DATASET RECORDS below:
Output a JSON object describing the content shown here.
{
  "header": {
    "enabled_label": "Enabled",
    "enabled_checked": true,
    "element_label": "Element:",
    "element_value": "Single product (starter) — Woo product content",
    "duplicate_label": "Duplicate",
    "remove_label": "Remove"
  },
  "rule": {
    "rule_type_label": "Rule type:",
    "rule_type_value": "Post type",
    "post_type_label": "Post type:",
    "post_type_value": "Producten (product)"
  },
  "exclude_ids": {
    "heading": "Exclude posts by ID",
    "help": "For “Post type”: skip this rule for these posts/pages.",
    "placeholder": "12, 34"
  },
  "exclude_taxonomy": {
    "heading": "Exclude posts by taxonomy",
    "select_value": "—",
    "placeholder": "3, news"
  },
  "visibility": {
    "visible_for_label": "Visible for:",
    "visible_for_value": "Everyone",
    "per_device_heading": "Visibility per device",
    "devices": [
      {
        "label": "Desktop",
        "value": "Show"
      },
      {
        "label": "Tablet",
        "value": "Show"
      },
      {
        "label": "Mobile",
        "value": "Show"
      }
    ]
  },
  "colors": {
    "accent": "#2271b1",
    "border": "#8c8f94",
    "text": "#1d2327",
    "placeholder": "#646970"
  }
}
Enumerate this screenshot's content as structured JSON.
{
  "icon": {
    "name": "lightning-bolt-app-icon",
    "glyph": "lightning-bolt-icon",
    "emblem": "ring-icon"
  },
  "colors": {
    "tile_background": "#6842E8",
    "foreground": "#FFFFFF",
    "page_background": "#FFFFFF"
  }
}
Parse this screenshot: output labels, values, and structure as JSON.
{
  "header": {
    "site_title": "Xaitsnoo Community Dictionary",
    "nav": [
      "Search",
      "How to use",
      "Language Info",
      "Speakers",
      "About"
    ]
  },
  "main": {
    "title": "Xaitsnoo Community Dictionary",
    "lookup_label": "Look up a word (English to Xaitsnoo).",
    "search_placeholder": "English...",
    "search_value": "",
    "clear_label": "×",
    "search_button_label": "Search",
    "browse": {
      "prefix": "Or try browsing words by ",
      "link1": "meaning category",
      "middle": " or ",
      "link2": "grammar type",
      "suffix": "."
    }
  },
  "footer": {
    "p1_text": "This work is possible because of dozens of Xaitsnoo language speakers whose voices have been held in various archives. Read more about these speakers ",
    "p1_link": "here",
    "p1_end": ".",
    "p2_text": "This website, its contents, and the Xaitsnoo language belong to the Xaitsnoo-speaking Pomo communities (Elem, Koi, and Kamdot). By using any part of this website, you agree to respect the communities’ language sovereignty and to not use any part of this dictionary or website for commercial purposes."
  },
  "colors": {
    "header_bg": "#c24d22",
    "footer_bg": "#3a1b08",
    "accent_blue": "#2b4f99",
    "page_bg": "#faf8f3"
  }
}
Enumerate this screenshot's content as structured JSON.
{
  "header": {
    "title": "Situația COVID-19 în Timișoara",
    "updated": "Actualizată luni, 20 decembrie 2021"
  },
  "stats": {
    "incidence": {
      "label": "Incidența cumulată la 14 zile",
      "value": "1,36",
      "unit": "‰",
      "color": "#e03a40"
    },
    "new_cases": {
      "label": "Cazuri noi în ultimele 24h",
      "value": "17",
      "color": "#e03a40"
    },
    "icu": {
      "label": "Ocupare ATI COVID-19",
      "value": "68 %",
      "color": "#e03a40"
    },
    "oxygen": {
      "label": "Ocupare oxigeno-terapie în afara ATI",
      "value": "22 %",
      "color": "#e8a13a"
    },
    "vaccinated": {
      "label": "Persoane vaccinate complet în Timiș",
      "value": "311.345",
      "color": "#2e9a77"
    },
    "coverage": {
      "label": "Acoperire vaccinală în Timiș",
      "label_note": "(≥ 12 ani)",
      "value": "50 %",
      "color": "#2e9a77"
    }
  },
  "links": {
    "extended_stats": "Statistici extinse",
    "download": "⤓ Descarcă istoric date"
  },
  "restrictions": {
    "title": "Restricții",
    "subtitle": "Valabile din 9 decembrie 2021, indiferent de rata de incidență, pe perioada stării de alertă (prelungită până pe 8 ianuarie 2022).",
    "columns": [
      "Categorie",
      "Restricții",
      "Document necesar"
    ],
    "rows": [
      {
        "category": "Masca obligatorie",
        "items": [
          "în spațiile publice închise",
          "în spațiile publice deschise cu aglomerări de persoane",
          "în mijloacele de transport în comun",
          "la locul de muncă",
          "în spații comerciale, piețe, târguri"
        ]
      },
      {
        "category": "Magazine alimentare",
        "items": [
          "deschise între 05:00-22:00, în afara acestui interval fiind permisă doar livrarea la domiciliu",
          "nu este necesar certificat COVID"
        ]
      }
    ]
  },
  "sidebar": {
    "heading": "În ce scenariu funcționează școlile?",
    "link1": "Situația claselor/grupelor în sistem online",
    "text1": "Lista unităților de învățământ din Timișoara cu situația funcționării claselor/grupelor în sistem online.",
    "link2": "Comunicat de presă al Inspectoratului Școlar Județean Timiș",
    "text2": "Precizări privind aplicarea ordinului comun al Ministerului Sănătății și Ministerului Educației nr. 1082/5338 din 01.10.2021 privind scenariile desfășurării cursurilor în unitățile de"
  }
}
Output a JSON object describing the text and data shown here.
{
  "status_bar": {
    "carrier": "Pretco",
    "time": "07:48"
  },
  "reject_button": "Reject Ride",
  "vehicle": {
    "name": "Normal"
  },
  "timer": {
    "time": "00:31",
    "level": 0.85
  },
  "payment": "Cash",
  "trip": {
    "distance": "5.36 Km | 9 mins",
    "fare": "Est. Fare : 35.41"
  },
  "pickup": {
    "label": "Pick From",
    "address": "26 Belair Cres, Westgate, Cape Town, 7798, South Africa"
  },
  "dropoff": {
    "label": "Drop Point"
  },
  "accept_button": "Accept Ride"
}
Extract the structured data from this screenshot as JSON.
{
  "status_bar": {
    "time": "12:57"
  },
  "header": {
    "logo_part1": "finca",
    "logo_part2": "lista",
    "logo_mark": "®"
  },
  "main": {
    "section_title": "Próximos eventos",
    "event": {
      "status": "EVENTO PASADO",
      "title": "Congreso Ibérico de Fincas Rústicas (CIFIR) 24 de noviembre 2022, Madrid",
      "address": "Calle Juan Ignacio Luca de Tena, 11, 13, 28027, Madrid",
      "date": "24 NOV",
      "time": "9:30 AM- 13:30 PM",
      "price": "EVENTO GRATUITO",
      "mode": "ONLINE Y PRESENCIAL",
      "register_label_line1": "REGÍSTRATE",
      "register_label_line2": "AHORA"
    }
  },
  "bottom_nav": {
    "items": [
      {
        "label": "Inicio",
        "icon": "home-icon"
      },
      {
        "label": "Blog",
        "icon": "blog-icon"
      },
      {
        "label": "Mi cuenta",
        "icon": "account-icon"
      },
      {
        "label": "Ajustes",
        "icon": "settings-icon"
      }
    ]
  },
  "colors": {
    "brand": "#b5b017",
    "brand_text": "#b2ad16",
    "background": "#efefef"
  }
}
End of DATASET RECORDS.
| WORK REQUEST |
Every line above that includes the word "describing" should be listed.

| RESPONSE TO THE EXERCISE |
Output a JSON object describing the content shown here.
Output a JSON object describing the text and data shown here.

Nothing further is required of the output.